Butchee, J.D., and J.T. Edwards. 2013. Dual-purpose wheat grain yield as affected by growth habit and simulated grazing intensity. Crop Sci. 53(4): 1686-1692.


Edwards, J., and G. Horn. First hollow stem: a critical wheat growth stage for dual-purpose producers. Oklahoma State Univ. Coop. Ext. Ser. PSS-2147.


Edwards, J., B. Carver, and G. Horn. Impact of grazing on wheat grain yield. Oklahoma State Univ. Coop. Ext. Ser. PSS-2517.


Patrignani, A., and T.E. Ochsner. 2015. Canopeo: A powerful new tool for measuring fractional green canopy cover. Agron. J. 107(6):2312-2320


Watson, S.L., D.L. Fjell, J.P. Shroyer, K. Bolsen, and S. Duncan. 1993. Small grain cereals for forage. Kansas State Univ. Coop. Ext. Ser. MF-1072.


Shroyer, J.R., K.C. Dhuyvetter, G.L. Kuhl, D.L. Fjell, L.N. Langemeier, and J.O. Fritz. 1993. Wheat pasture in Kansas. Kansas State Univ. Coop. Ext. Ser. C-713.




Romulo P. Lollato

Assistant Professor

Kansas State University


Andres Patrignani

Assistant Professor

Kansas State University


Tyson Ochsner

Associate Professor

Oklahoma State University


Alexandre Rocateli

Assistant Professor

Oklahoma State University


Peter Tomlinson

Assistant Professor

Kansas State University


Jeff Edwards


Oklahoma State University


The authors gratefully acknowledge Joseph Moyer and Johnathan Holman for their work in reviewing this publication.

Was this information helpful?
Fact Sheet
Septoria Nodorum Blotch: A New Challenge to Wheat Production in Oklahoma

By Meriem Aoun and Brett Carver. Learn about septoria nodorum blotch, the new challenge to wheat production in Oklahoma.

Commercial Agriculture Insects, Pests, & DiseasesCropsGrains & OilseedsInsects, Pests, and DiseasesWheat
Fact Sheet
Impact of the OSU Wheat Variety Testing Program

The OSU Wheat Variety Testing Program has research and demonstration sites throughout Oklahoma. From Walters to Hooker, the program has a presence in the major grain producing regions of Oklahoma.

CropsGrains & OilseedsWheat
Fact Sheet
Managing Alfalfa Weevil Insecticide Resistance

By Kelly Seuss. Learn about best practices in managing insecticide resistance for the alfalfa weevil in alfalfa crops.

AlfalfaCropsForageInsecticidesInsects, Pests, and DiseasesPastures & ForagePesticides
Fact Sheet
2022-2023 Small Grains Variety Performance Tests
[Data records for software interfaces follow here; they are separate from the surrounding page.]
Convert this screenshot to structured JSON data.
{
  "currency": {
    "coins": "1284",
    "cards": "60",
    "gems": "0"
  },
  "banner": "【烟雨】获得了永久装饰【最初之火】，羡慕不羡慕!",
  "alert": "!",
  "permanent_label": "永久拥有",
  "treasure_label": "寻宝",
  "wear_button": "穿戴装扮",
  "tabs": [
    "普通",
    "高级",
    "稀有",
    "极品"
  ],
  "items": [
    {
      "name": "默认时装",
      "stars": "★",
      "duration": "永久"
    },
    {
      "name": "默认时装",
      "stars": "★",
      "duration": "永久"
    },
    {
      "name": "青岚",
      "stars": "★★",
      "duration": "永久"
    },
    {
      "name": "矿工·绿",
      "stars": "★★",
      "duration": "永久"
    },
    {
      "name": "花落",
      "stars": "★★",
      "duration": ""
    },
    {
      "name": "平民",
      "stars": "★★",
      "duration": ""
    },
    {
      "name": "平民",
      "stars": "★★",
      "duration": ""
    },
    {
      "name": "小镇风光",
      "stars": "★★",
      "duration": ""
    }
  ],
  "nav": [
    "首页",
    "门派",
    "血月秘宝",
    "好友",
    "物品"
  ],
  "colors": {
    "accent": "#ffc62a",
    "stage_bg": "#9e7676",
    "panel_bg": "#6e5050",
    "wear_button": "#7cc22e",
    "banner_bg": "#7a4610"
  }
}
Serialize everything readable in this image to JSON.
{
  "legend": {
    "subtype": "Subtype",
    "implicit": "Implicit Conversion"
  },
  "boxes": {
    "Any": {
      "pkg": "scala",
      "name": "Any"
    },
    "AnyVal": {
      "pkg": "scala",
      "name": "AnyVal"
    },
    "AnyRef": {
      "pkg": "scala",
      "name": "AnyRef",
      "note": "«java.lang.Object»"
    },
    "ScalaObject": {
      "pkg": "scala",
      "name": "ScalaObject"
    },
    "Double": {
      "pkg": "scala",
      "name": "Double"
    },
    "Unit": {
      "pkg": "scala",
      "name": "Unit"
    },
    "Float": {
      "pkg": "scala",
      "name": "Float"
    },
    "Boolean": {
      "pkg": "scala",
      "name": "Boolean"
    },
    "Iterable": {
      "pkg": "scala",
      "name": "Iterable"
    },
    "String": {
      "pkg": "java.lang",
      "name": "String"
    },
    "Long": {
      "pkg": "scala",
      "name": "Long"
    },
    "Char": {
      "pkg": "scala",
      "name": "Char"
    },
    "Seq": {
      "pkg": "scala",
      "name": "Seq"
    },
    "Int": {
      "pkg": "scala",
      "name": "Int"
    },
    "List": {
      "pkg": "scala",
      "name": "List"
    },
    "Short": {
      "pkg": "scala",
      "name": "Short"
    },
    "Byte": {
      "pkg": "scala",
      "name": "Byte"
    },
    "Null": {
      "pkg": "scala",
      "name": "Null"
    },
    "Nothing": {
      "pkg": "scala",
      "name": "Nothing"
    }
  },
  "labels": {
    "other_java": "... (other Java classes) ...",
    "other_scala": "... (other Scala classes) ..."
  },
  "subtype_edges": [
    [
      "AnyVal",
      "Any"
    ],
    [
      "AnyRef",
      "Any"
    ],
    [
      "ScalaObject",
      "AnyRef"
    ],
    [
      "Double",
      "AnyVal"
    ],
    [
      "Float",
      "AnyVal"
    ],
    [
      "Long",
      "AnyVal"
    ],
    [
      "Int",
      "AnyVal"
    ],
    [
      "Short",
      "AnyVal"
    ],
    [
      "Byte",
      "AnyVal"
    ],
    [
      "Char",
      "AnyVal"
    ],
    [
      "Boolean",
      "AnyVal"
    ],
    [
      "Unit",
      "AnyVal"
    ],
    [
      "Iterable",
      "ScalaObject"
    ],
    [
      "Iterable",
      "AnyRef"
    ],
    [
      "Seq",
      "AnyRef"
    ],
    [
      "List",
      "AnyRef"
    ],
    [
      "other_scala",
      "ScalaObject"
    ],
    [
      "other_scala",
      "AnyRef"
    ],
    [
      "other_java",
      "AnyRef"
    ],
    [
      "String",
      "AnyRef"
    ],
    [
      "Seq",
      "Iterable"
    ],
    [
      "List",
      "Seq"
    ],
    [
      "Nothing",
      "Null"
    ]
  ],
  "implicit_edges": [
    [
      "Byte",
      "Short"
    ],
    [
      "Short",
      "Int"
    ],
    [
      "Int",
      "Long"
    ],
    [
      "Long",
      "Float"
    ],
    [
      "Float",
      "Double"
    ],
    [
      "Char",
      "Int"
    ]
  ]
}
By Amanda de Oliveira Silva, Tyler Lynch, Israel Molina Cyrineu, Samson Olaniyi Abiola, Brett Carver and Meriem Aoun. Learn the results of research on small grains.

CropsGrains & OilseedsWheat
Back To Top